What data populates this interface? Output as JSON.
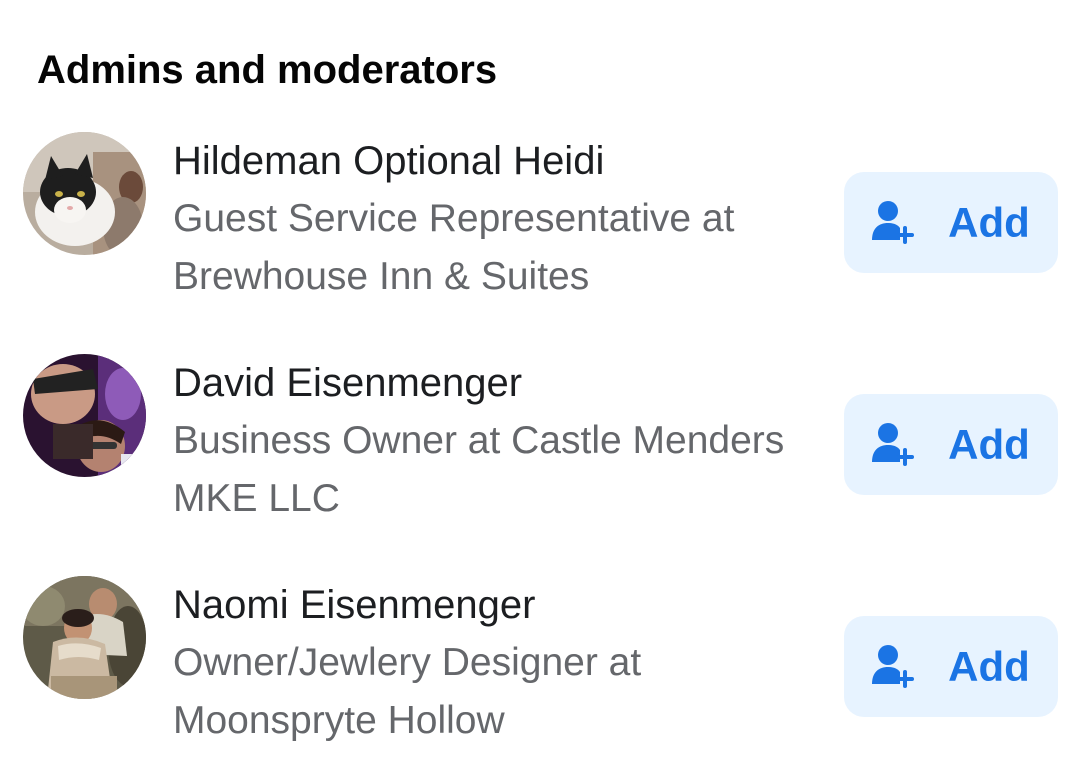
{
  "section": {
    "title": "Admins and moderators"
  },
  "members": [
    {
      "name": "Hildeman Optional Heidi",
      "subtitle": "Guest Service Representative at Brewhouse Inn & Suites",
      "add_label": "Add"
    },
    {
      "name": "David Eisenmenger",
      "subtitle": "Business Owner at Castle Menders MKE LLC",
      "add_label": "Add"
    },
    {
      "name": "Naomi Eisenmenger",
      "subtitle": "Owner/Jewlery Designer at Moonspryte Hollow",
      "add_label": "Add"
    }
  ],
  "colors": {
    "accent": "#1b74e4",
    "button_bg": "#e7f3ff",
    "text_primary": "#1c1e21",
    "text_secondary": "#65676b"
  }
}
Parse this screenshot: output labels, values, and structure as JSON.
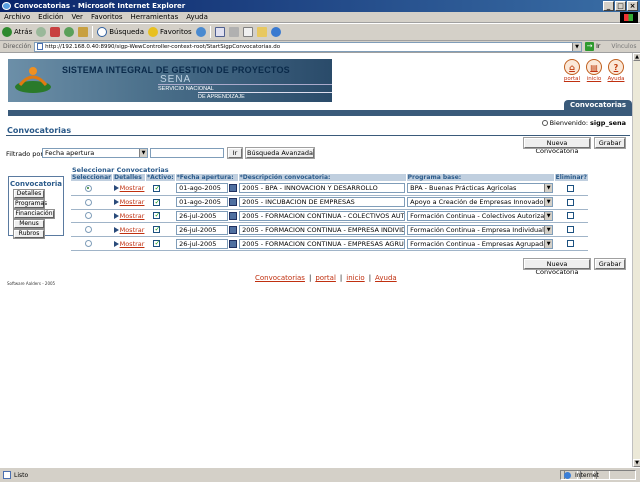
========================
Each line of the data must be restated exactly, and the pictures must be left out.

What data populates this interface? Output as JSON.
{
  "section": {
    "title": "Admins and moderators"
  },
  "members": [
    {
      "name": "Hildeman Optional Heidi",
      "subtitle": "Guest Service Representative at Brewhouse Inn & Suites",
      "add_label": "Add"
    },
    {
      "name": "David Eisenmenger",
      "subtitle": "Business Owner at Castle Menders MKE LLC",
      "add_label": "Add"
    },
    {
      "name": "Naomi Eisenmenger",
      "subtitle": "Owner/Jewlery Designer at Moonspryte Hollow",
      "add_label": "Add"
    }
  ],
  "colors": {
    "accent": "#1b74e4",
    "button_bg": "#e7f3ff",
    "text_primary": "#1c1e21",
    "text_secondary": "#65676b"
  }
}
Parse this screenshot: output labels, values, and structure as JSON.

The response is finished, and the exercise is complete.